• _WORK INSTRUCTIONS_: Go through the data below and return each line containing the word "icon".

** SUPPLIED RECORDS follows **

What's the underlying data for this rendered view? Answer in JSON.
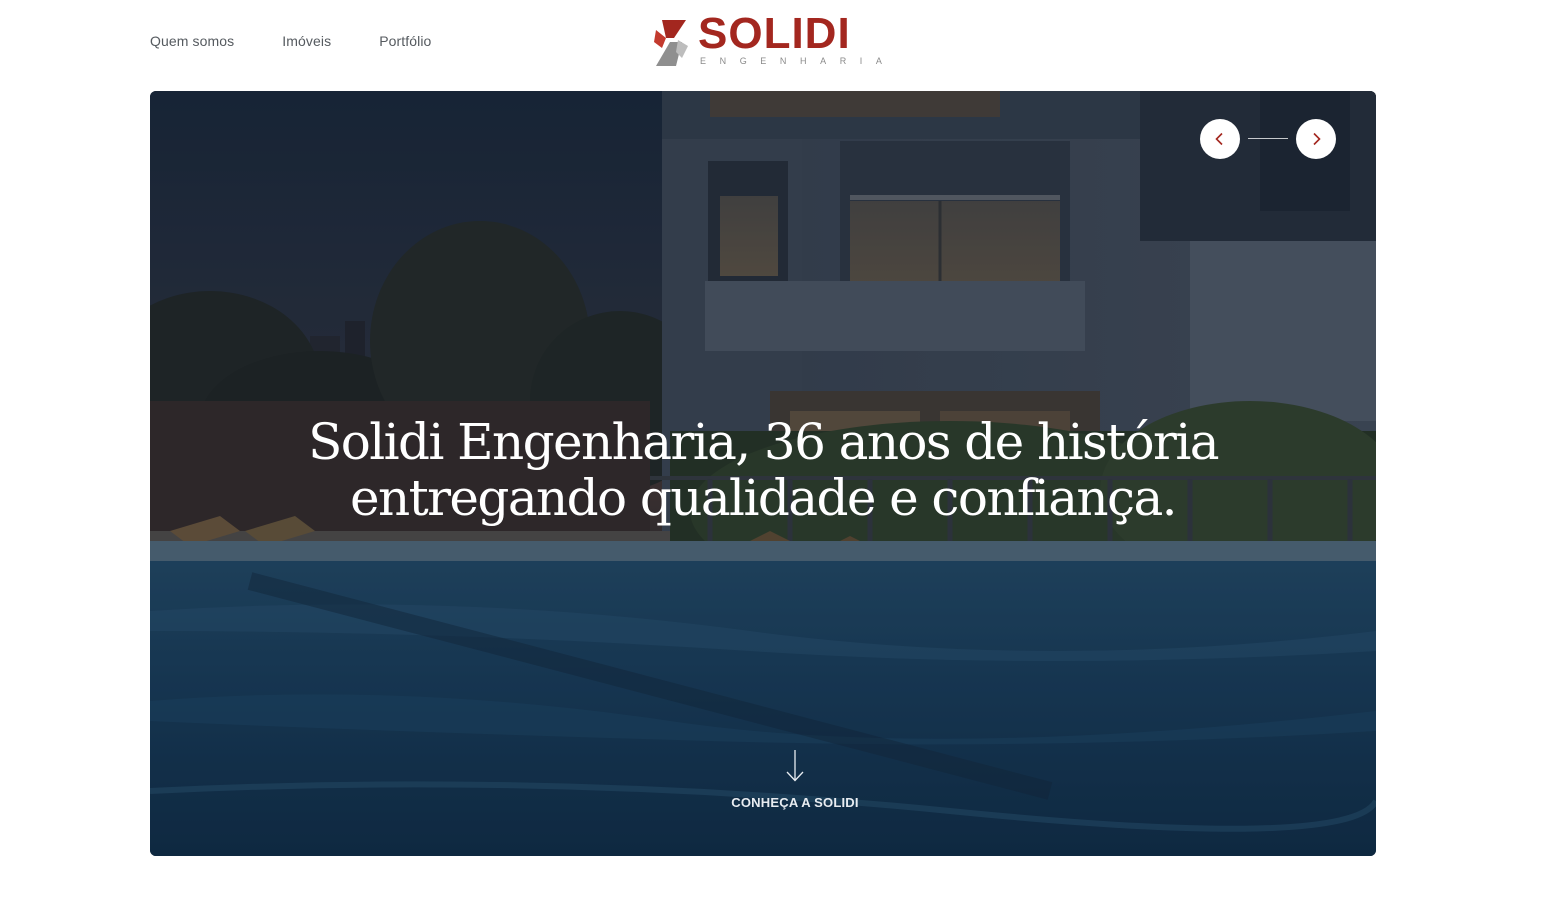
{
  "nav": {
    "items": [
      {
        "label": "Quem somos"
      },
      {
        "label": "Imóveis"
      },
      {
        "label": "Portfólio"
      }
    ]
  },
  "logo": {
    "word": "SOLIDI",
    "subtitle": "ENGENHARIA",
    "brand_color": "#a3271f",
    "icon": "solidi-s-mark-icon"
  },
  "hero": {
    "title": "Solidi Engenharia, 36 anos de história entregando qualidade e confiança.",
    "scroll_label": "CONHEÇA A SOLIDI",
    "scroll_icon": "arrow-down-icon",
    "prev_icon": "chevron-left-icon",
    "next_icon": "chevron-right-icon",
    "accent_color": "#a3271f"
  }
}
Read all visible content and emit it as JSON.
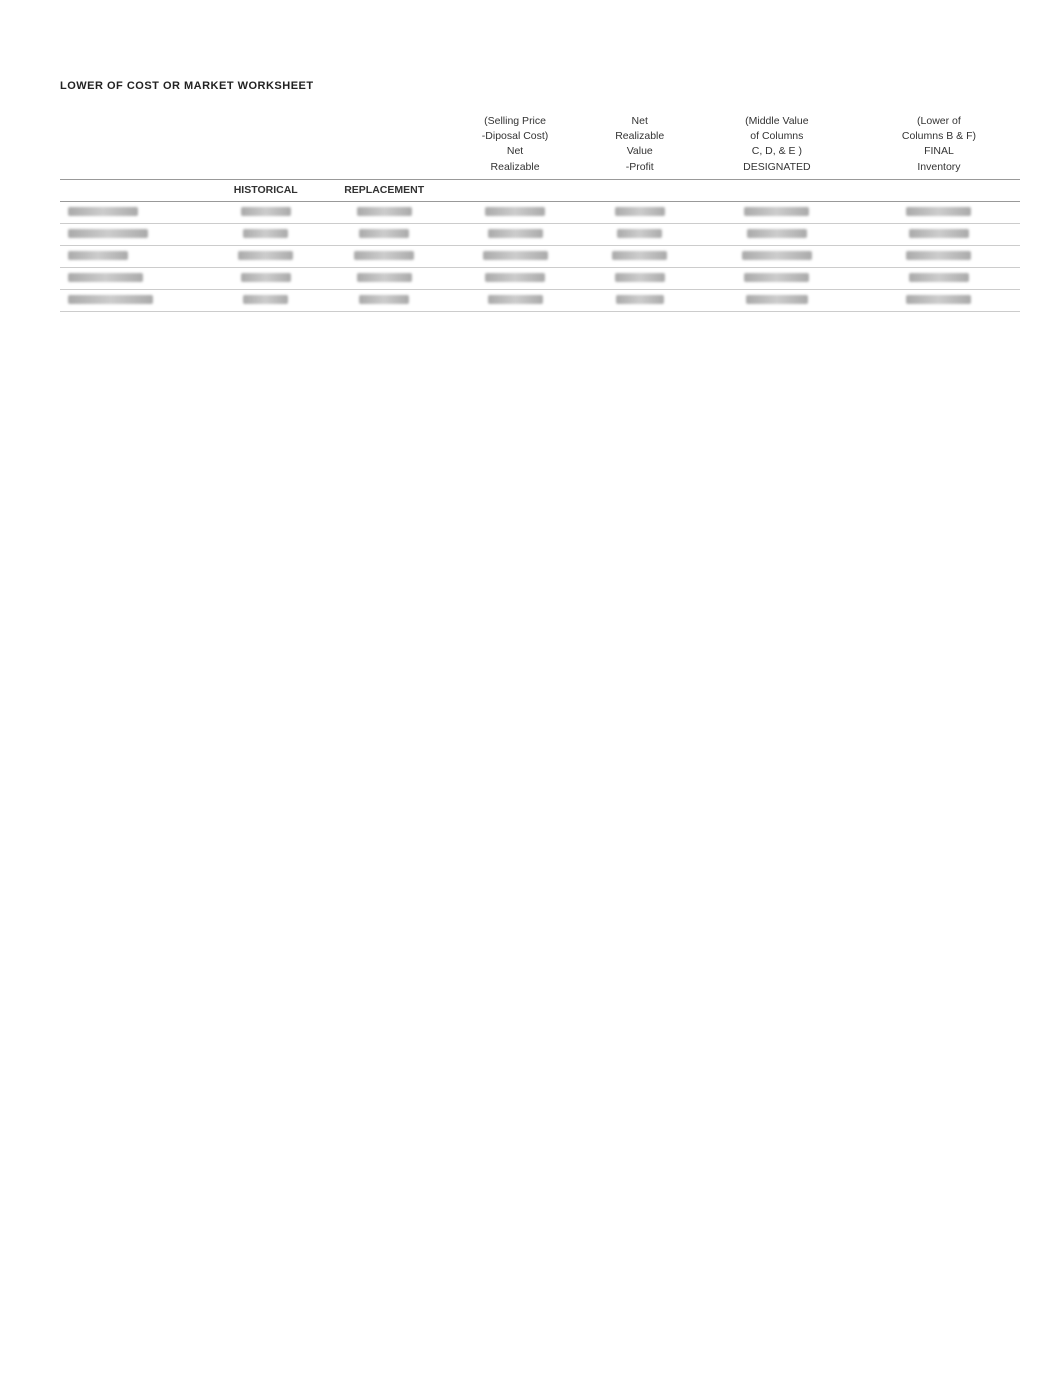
{
  "page": {
    "title": "LOWER OF COST OR MARKET WORKSHEET",
    "columns": [
      {
        "id": "item",
        "header_line1": "",
        "header_line2": "",
        "header_line3": "",
        "header_line4": "",
        "subheader": ""
      },
      {
        "id": "historical",
        "header_line1": "",
        "header_line2": "",
        "header_line3": "",
        "header_line4": "",
        "subheader": "HISTORICAL"
      },
      {
        "id": "replacement",
        "header_line1": "",
        "header_line2": "",
        "header_line3": "",
        "header_line4": "",
        "subheader": "REPLACEMENT"
      },
      {
        "id": "selling",
        "header_line1": "(Selling Price",
        "header_line2": "-Diposal Cost)",
        "header_line3": "Net",
        "header_line4": "Realizable",
        "subheader": ""
      },
      {
        "id": "net",
        "header_line1": "Net",
        "header_line2": "Realizable",
        "header_line3": "Value",
        "header_line4": "-Profit",
        "subheader": ""
      },
      {
        "id": "middle",
        "header_line1": "(Middle Value",
        "header_line2": "of Columns",
        "header_line3": "C, D, & E )",
        "header_line4": "DESIGNATED",
        "subheader": ""
      },
      {
        "id": "lower",
        "header_line1": "(Lower of",
        "header_line2": "Columns B & F)",
        "header_line3": "FINAL",
        "header_line4": "Inventory",
        "subheader": ""
      }
    ],
    "data_rows": [
      {
        "blurred": true,
        "sizes": [
          70,
          50,
          55,
          60,
          50,
          65,
          65
        ]
      },
      {
        "blurred": true,
        "sizes": [
          80,
          45,
          50,
          55,
          45,
          60,
          60
        ]
      },
      {
        "blurred": true,
        "sizes": [
          60,
          55,
          60,
          65,
          55,
          70,
          65
        ]
      },
      {
        "blurred": true,
        "sizes": [
          75,
          50,
          55,
          60,
          50,
          65,
          60
        ]
      },
      {
        "blurred": true,
        "sizes": [
          85,
          45,
          50,
          55,
          48,
          62,
          65
        ]
      }
    ]
  }
}
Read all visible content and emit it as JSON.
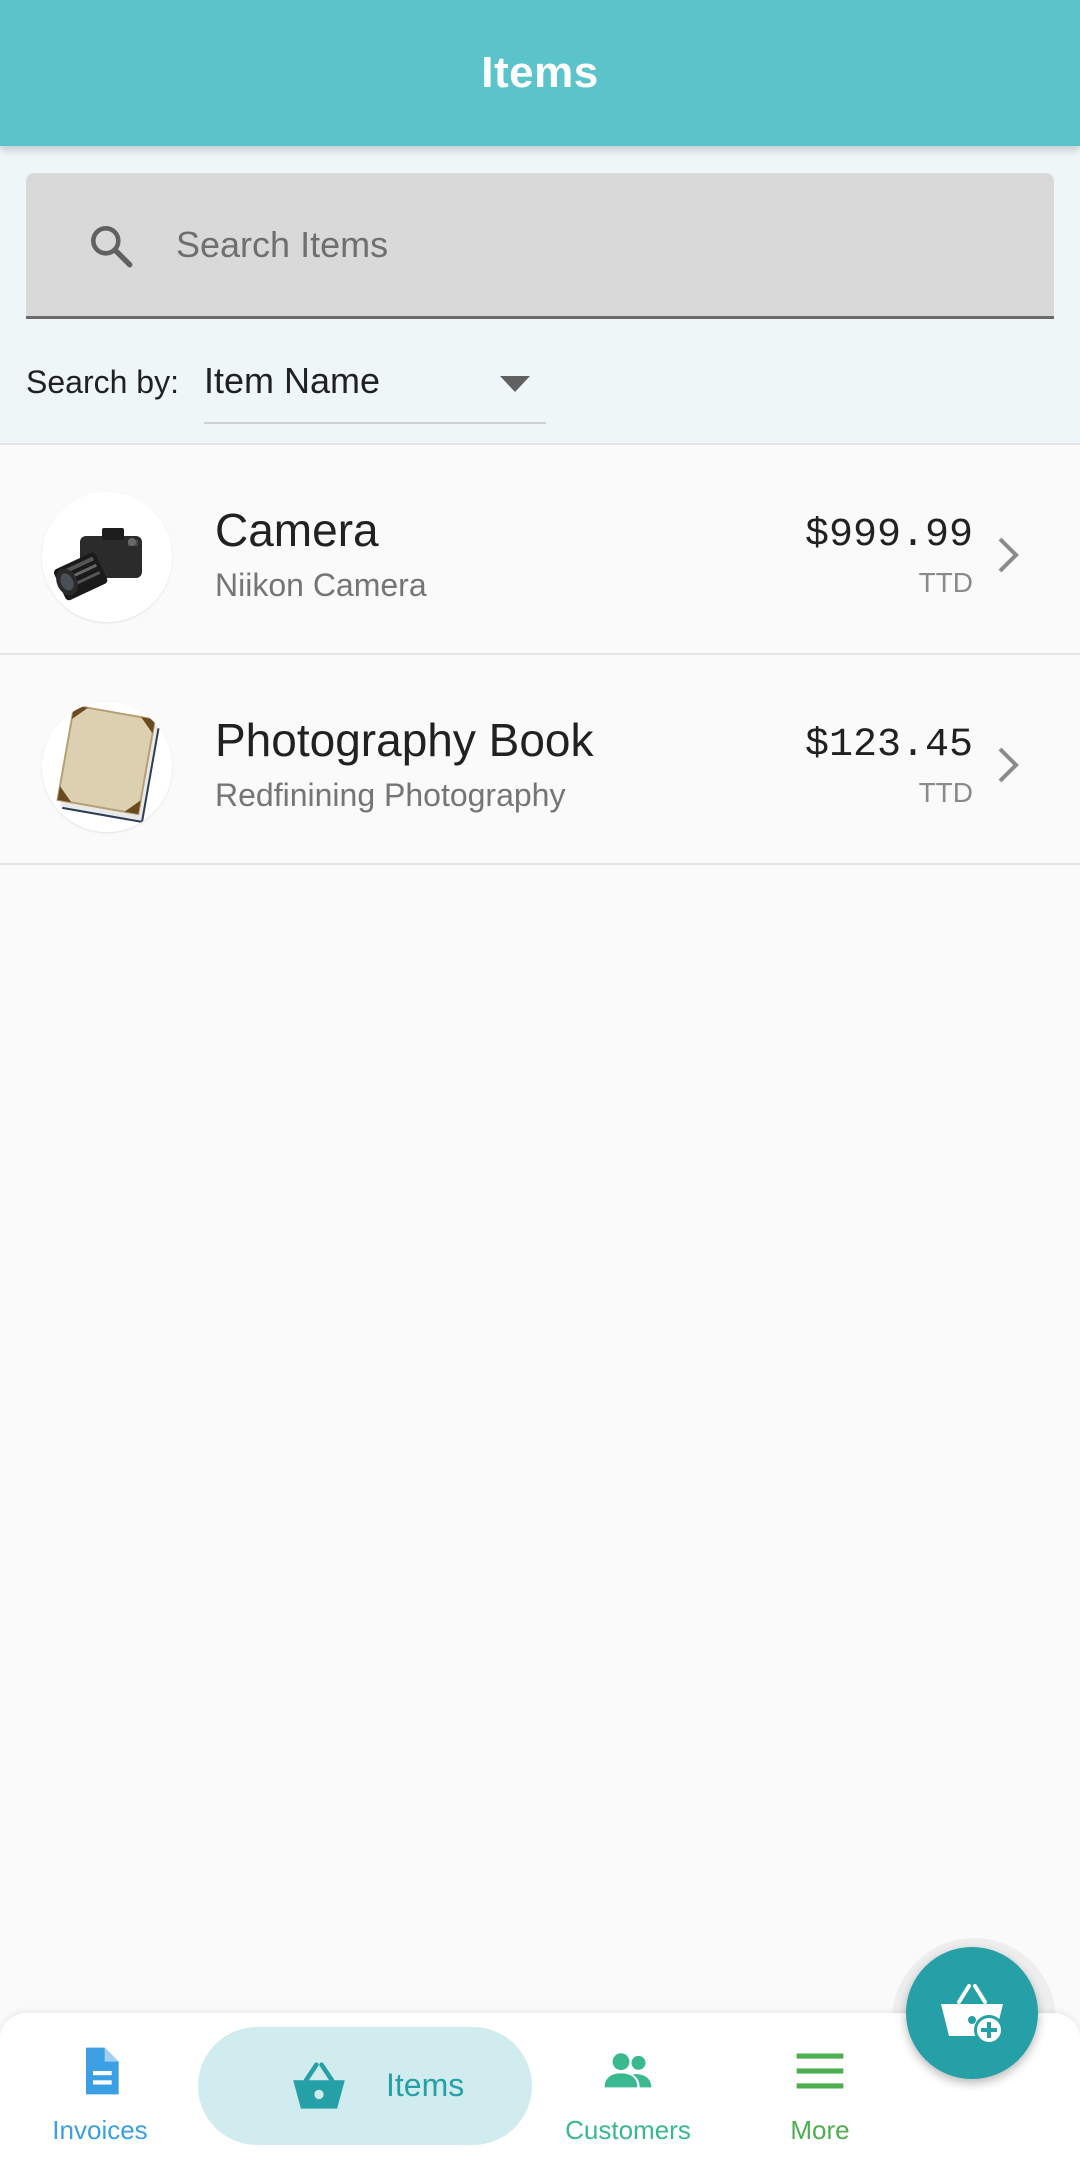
{
  "appbar": {
    "title": "Items"
  },
  "search": {
    "placeholder": "Search Items",
    "value": ""
  },
  "search_by": {
    "label": "Search by:",
    "selected": "Item Name"
  },
  "items": [
    {
      "name": "Camera",
      "description": "Niikon Camera",
      "price": "$999.99",
      "currency": "TTD",
      "image_icon": "camera-icon"
    },
    {
      "name": "Photography Book",
      "description": "Redfinining Photography",
      "price": "$123.45",
      "currency": "TTD",
      "image_icon": "book-icon"
    }
  ],
  "fab": {
    "icon": "add-to-basket-icon"
  },
  "bottom_nav": {
    "invoices": {
      "label": "Invoices",
      "icon": "document-icon",
      "color": "#3b9fe3"
    },
    "items": {
      "label": "Items",
      "icon": "basket-icon",
      "color": "#26a0a7",
      "active": true
    },
    "customers": {
      "label": "Customers",
      "icon": "people-icon",
      "color": "#3ab890"
    },
    "more": {
      "label": "More",
      "icon": "menu-icon",
      "color": "#4caf50"
    }
  },
  "colors": {
    "primary": "#5bc3ca",
    "accent": "#26a0a7"
  }
}
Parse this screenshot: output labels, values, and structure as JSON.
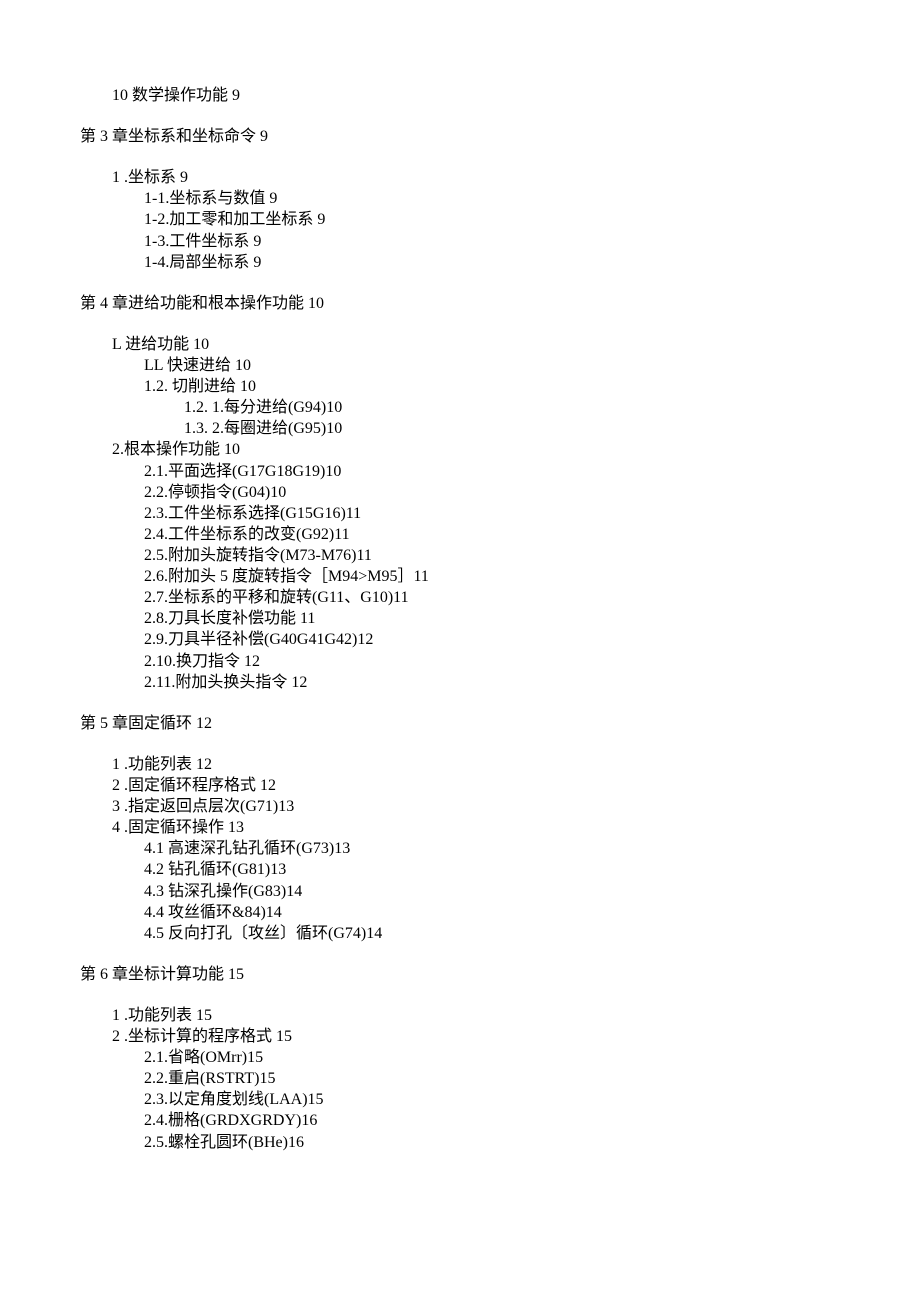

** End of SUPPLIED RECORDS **

• _EXERCISE OUTPUT_:
    "icon": "solidi-s-mark-icon"
    "scroll_icon": "arrow-down-icon",
    "prev_icon": "chevron-left-icon",
    "next_icon": "chevron-right-icon",
      "image_icon": "camera-icon"
      "image_icon": "book-icon"
    "icon": "add-to-basket-icon"
      "icon": "document-icon",
      "icon": "basket-icon",
      "icon": "people-icon",
      "icon": "menu-icon",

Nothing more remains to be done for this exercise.